The exercise asks for every line of the data to be reproduced exactly.

=== Data shown ===
......
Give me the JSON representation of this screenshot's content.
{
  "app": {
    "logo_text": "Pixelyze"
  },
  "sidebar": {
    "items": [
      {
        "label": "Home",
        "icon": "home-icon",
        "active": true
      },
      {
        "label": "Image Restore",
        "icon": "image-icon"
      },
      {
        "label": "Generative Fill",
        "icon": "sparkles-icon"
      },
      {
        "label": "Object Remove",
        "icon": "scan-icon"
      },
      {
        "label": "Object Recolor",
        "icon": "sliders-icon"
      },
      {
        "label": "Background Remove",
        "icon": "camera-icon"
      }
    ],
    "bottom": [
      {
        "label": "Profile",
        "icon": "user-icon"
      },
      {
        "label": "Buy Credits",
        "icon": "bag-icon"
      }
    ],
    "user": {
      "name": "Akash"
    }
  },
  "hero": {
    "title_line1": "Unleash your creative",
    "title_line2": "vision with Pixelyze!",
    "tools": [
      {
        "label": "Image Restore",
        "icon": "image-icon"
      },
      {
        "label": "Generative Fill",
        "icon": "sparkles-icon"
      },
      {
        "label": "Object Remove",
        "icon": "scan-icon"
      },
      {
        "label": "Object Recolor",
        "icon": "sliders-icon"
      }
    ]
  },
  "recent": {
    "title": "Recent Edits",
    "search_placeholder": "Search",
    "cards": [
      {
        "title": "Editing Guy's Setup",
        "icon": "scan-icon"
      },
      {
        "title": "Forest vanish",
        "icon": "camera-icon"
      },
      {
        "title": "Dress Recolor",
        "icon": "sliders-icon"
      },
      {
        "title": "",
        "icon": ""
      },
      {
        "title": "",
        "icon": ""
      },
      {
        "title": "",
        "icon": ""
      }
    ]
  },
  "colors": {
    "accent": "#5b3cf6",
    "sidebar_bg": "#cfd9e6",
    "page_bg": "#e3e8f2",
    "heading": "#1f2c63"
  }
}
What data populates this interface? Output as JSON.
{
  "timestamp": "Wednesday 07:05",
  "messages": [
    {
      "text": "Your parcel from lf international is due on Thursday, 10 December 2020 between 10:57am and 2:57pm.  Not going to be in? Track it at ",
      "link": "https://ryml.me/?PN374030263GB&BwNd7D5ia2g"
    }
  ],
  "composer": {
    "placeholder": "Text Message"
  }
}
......
=== Result ===
Give me the JSON representation of this screenshot's content.
{
  "app": {
    "logo_text": "Pixelyze"
  },
  "sidebar": {
    "items": [
      {
        "label": "Home",
        "icon": "home-icon",
        "active": true
      },
      {
        "label": "Image Restore",
        "icon": "image-icon"
      },
      {
        "label": "Generative Fill",
        "icon": "sparkles-icon"
      },
      {
        "label": "Object Remove",
        "icon": "scan-icon"
      },
      {
        "label": "Object Recolor",
        "icon": "sliders-icon"
      },
      {
        "label": "Background Remove",
        "icon": "camera-icon"
      }
    ],
    "bottom": [
      {
        "label": "Profile",
        "icon": "user-icon"
      },
      {
        "label": "Buy Credits",
        "icon": "bag-icon"
      }
    ],
    "user": {
      "name": "Akash"
    }
  },
  "hero": {
    "title_line1": "Unleash your creative",
    "title_line2": "vision with Pixelyze!",
    "tools": [
      {
        "label": "Image Restore",
        "icon": "image-icon"
      },
      {
        "label": "Generative Fill",
        "icon": "sparkles-icon"
      },
      {
        "label": "Object Remove",
        "icon": "scan-icon"
      },
      {
        "label": "Object Recolor",
        "icon": "sliders-icon"
      }
    ]
  },
  "recent": {
    "title": "Recent Edits",
    "search_placeholder": "Search",
    "cards": [
      {
        "title": "Editing Guy's Setup",
        "icon": "scan-icon"
      },
      {
        "title": "Forest vanish",
        "icon": "camera-icon"
      },
      {
        "title": "Dress Recolor",
        "icon": "sliders-icon"
      },
      {
        "title": "",
        "icon": ""
      },
      {
        "title": "",
        "icon": ""
      },
      {
        "title": "",
        "icon": ""
      }
    ]
  },
  "colors": {
    "accent": "#5b3cf6",
    "sidebar_bg": "#cfd9e6",
    "page_bg": "#e3e8f2",
    "heading": "#1f2c63"
  }
}
What data populates this interface? Output as JSON.
{
  "timestamp": "Wednesday 07:05",
  "messages": [
    {
      "text": "Your parcel from lf international is due on Thursday, 10 December 2020 between 10:57am and 2:57pm.  Not going to be in? Track it at ",
      "link": "https://ryml.me/?PN374030263GB&BwNd7D5ia2g"
    }
  ],
  "composer": {
    "placeholder": "Text Message"
  }
}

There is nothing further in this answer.